Your assignment: Repeat what the lines below say, word for word, and skip every image.

┌──

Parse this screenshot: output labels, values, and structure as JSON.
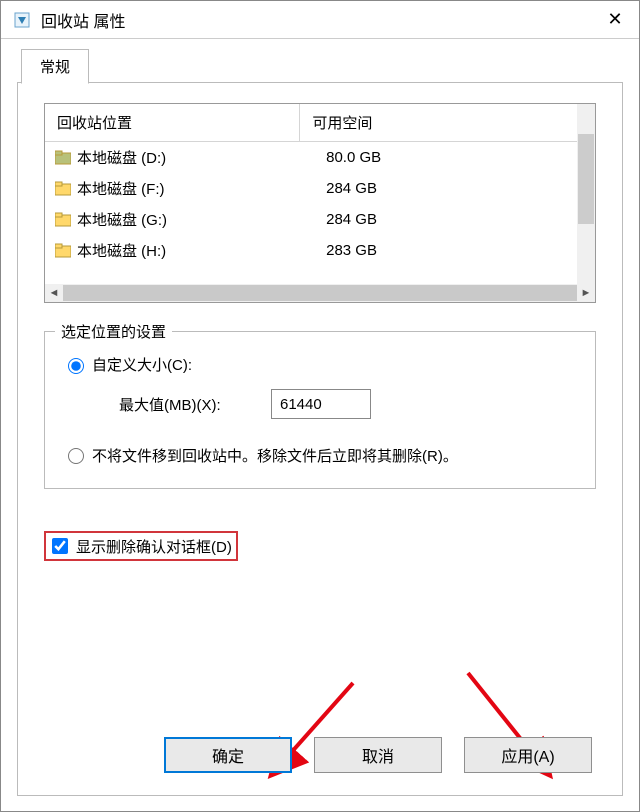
{
  "titlebar": {
    "title": "回收站 属性"
  },
  "tab": {
    "label": "常规"
  },
  "list": {
    "col1": "回收站位置",
    "col2": "可用空间",
    "rows": [
      {
        "label": "本地磁盘 (D:)",
        "val": "80.0 GB",
        "color": "#b8c17a"
      },
      {
        "label": "本地磁盘 (F:)",
        "val": "284 GB",
        "color": "#ffd86b"
      },
      {
        "label": "本地磁盘 (G:)",
        "val": "284 GB",
        "color": "#ffd86b"
      },
      {
        "label": "本地磁盘 (H:)",
        "val": "283 GB",
        "color": "#ffd86b"
      }
    ]
  },
  "fieldset": {
    "legend": "选定位置的设置",
    "radio_custom": "自定义大小(C):",
    "max_label": "最大值(MB)(X):",
    "max_value": "61440",
    "radio_no_recycle": "不将文件移到回收站中。移除文件后立即将其删除(R)。"
  },
  "checkbox": {
    "label": "显示删除确认对话框(D)"
  },
  "buttons": {
    "ok": "确定",
    "cancel": "取消",
    "apply": "应用(A)"
  }
}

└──

Result for this exercise:
Parse this screenshot: output labels, values, and structure as JSON.
{
  "titlebar": {
    "title": "回收站 属性"
  },
  "tab": {
    "label": "常规"
  },
  "list": {
    "col1": "回收站位置",
    "col2": "可用空间",
    "rows": [
      {
        "label": "本地磁盘 (D:)",
        "val": "80.0 GB",
        "color": "#b8c17a"
      },
      {
        "label": "本地磁盘 (F:)",
        "val": "284 GB",
        "color": "#ffd86b"
      },
      {
        "label": "本地磁盘 (G:)",
        "val": "284 GB",
        "color": "#ffd86b"
      },
      {
        "label": "本地磁盘 (H:)",
        "val": "283 GB",
        "color": "#ffd86b"
      }
    ]
  },
  "fieldset": {
    "legend": "选定位置的设置",
    "radio_custom": "自定义大小(C):",
    "max_label": "最大值(MB)(X):",
    "max_value": "61440",
    "radio_no_recycle": "不将文件移到回收站中。移除文件后立即将其删除(R)。"
  },
  "checkbox": {
    "label": "显示删除确认对话框(D)"
  },
  "buttons": {
    "ok": "确定",
    "cancel": "取消",
    "apply": "应用(A)"
  }
}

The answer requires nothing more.